  5. 5. Mackenbach JP, Stirbu I, Roskam A-JR, Schaap MM, Menvielle G, et al. (2008) Socioeconomic inequalities in health in 22 European countries. N Engl J Med 358: 2468–2481
  6. 6. Merletti F, Galassi C, Spadea T (2011) The socioeconomic determinants of cancer. Environ Health 10 Suppl 1S7
  7. 7. Hawkins NM, Jhund PS, McMurray JJV, Capewell S (2012) Heart failure and socioeconomic status: accumulating evidence of inequality. Eur J Heart Fail 14: 138–146
  8. 8. Flores P, Falcoff H (2004) [Social inequalities in health: what could be done in general practice?]. Rev Prat 54: 2263–2270.
  9. 9. Norbury M, Mercer SW, Gillies J, Furler J, Watt GCM (2011) Time to care: tackling health inequalities through primary care. Fam Pract 28: 1–3
  10. 10. Willems S, De Maesschalck S, Deveugele M, Derese A, De Maeseneer J (2005) Socio-economic status of the patient and doctor-patient communication: does it make a difference? Patient education and counseling 56: 139–146.
  11. 11. Van Ryn M, Burke J (2000) The effect of patient race and socio-economic status on physicians' perceptions of patients. Soc Sci Med 50: 813–828.
  12. 12. Barry CA, Bradley CP, Britten N, Stevenson FA, Barber N (2000) Patients' unvoiced agendas in general practice consultations: qualitative study. BMJ 320: 1246–1250.
  13. 13. Bloch G, Rozmovits L, Giambrone B (2011) Barriers to primary care responsiveness to poverty as a risk factor for health. BMC Fam Pract 12: 62
  14. 14. Willems SJ, Swinnen W, De Maeseneer JM (2005) The GP's perception of poverty: a qualitative study. Fam Pract 22: 177–183
  15. 15. Operario D, Adler N, Williams R (2004) Subjective social status: reliability and predictive utility for global health. Psychol Health 19: 237–246.
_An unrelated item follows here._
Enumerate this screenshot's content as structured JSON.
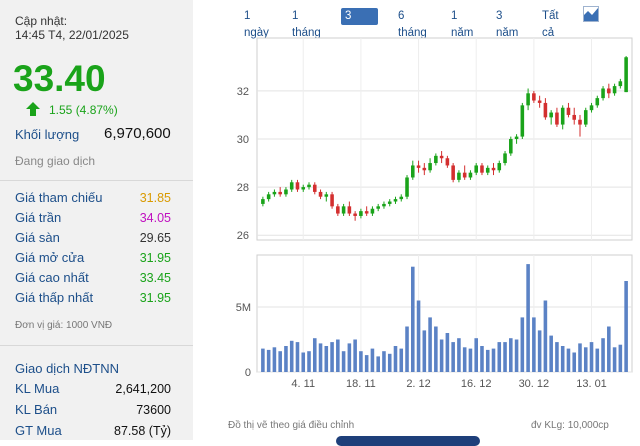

  16. 16. Singh-Manoux A, Adler NE, Marmot MG (2003) Subjective social status: its determinants and its association with measures of ill-health in the Whitehall II study. Soc Sci Med 56: 1321–1333.
  17. 17. Rabin R, De Charro F (2001) EQ-5D: a measure of health status from the EuroQol Group. Ann Med 33: 337–343.
  18. 18. Diez-Roux AV (2000) Multilevel analysis in public health research. Annu Rev Public Health 21: 171–192
  19. 19. Shavers VL (2007) Measurement of socioeconomic status in health disparities research. J Natl Med Assoc 99: 1013–1023.
  20. 20. Chaix B, Chauvin P (2002) [The contribution of multilevel models in contextual analysis in the field of social epidemiology: a review of literature]. Rev Epidemiol Sante Publique 50: 489–499.
  21. 21. Thornton RLJ, Powe NR, Roter D, Cooper LA (2011) Patient-physician social concordance, medical visit communication and patients' perceptions of health care quality. Patient Educ Couns 85: e201–208